- Sit near the front with your back to the class to keep other students out of view and thus minimize distractions
- Participate in peer tutoring and cooperative/collaborative learning
- Study in an area with minimal stimuli
- Take extra time to complete tasks and assignments
- Set specific times and routines for studying
- Report to a mentor or study buddy who encourages assignment completion and organization
Another strategy to help students with ADD/ADHD improve their learning capacity is teaching metacognition, or thinking about learning. Studies have shown that students who utilize metacognitive strategies tend to be better learners. Given that students with ADD/ADHD do not typically thrive in academic settings, they may benefit from training in metacognitive thinking. A study conducted in children and adults with ADD/ADHD demonstrated that training students to adopt metacognitive strategies is helpful.6 Students were coached to think about and monitor their learning. They were taught active reading strategies, listening skills, and organization skills, among others. There was an emphasis on being attentive when listening and studying as well as organizing and creating material to help with recall. This work resulted in positive outcomes including decreased inattention symptoms and improved academic/intellectual functioning.4 A more recent study explored the efficacy of a 12-week metacognitive therapy group intervention, focused on time management and organization, in adults with ADHD.7 Strategies used to promote metacognition in this study included teaching practical skills like using a daily planner, along with time management skills to help them organize and complete complicated projects. There were significant improvements in ADHD symptoms of those participants in the metacognitive therapy group when compared to the symptoms of participants in a control therapy group. It seems intuitive that training the brain to reflect on one’s learning, something that individuals with ADD/ADHD have difficulty doing, would be a beneficial behavioral technique.

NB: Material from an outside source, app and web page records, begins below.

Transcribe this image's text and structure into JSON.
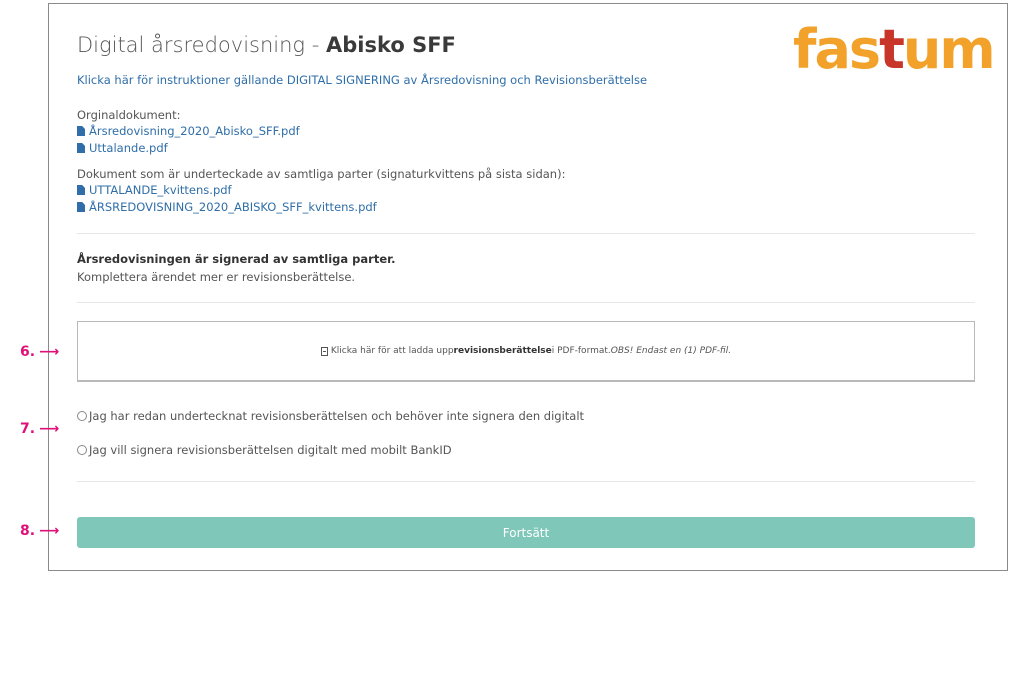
{
  "page": {
    "title_prefix": "Digital årsredovisning - ",
    "title_company": "Abisko SFF",
    "logo_text_a": "fas",
    "logo_text_cross": "t",
    "logo_text_b": "um",
    "instructions_link": "Klicka här för instruktioner gällande DIGITAL SIGNERING av Årsredovisning och Revisionsberättelse"
  },
  "original_docs": {
    "label": "Orginaldokument:",
    "files": [
      "Årsredovisning_2020_Abisko_SFF.pdf",
      "Uttalande.pdf"
    ]
  },
  "signed_docs": {
    "label": "Dokument som är underteckade av samtliga parter (signaturkvittens på sista sidan):",
    "files": [
      "UTTALANDE_kvittens.pdf",
      "ÅRSREDOVISNING_2020_ABISKO_SFF_kvittens.pdf"
    ]
  },
  "status": {
    "bold": "Årsredovisningen är signerad av samtliga parter.",
    "text": "Komplettera ärendet mer er revisionsberättelse."
  },
  "upload": {
    "pre": "Klicka här för att ladda upp ",
    "bold": "revisionsberättelse",
    "mid": " i PDF-format. ",
    "italic": "OBS! Endast en (1) PDF-fil."
  },
  "options": [
    "Jag har redan undertecknat revisionsberättelsen och behöver inte signera den digitalt",
    "Jag vill signera revisionsberättelsen digitalt med mobilt BankID"
  ],
  "continue_label": "Fortsätt",
  "markers": {
    "six": "6.",
    "seven": "7.",
    "eight": "8.",
    "arrow": "⟶"
  },
  "colors": {
    "link": "#2f6ea8",
    "button": "#7ec7b9",
    "logo": "#f2a22a",
    "marker": "#e0107a"
  }
}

It is clear that teaching is less effective using a one-size-fits-all approach. Creating an effective learning environment requires effort from both the educator and the student. For the educator, it is important to understand the medical aspects of ADD/ADHD as well as to be skillful in behavioral management and instructional design. If the educator has an in-depth knowledge regarding a variety of teaching approaches that can be used to meet the individual student needs, the likelihood of success is greater.
- Adler LA. Epidemiology, impairments, and differential diagnosis in adult ADHD:introduction. CNS Spectr. 2008;13:8(Suppl 12):4-5.
- Kessler RC, Adler L, Barkley R, et al. The prevalence and correlates of adult ADHD in the UnitedStates: results from the National Comorbidity Survey Replication. Am J Psychiatry. 2006. 163(4):716-732.
- TeacherVision: Teaching Children with ADHD. [online] 1998 Sept. ERIC Clearinghouse on Disabilities and Gifted Education. (Accessed 2015 Mar 24)
- Dee L, Devecchi C, Florian L, et al. Being, having and doing: theories of learning and adultswith learning difficulties. LSRC Research Report.
- Rabiner D. New Diagnostic Criteria for ADHD. Attention Deficit Disorder Association. (Accessed 2015 Apr 1)
- Thompson L and Thompson M. Neurofeedback combined with training in metacognitive strategies:effectiveness in students with ADD. Appl Psychophys Biof. 1998. 23(4):243-263.
- Solanto MV, Marks DJ, Wassersein J, et al. Efficacy of meta-cognitive etherapy for adult ADHD. Am J Psychiatry. 2010;167(8):958-68.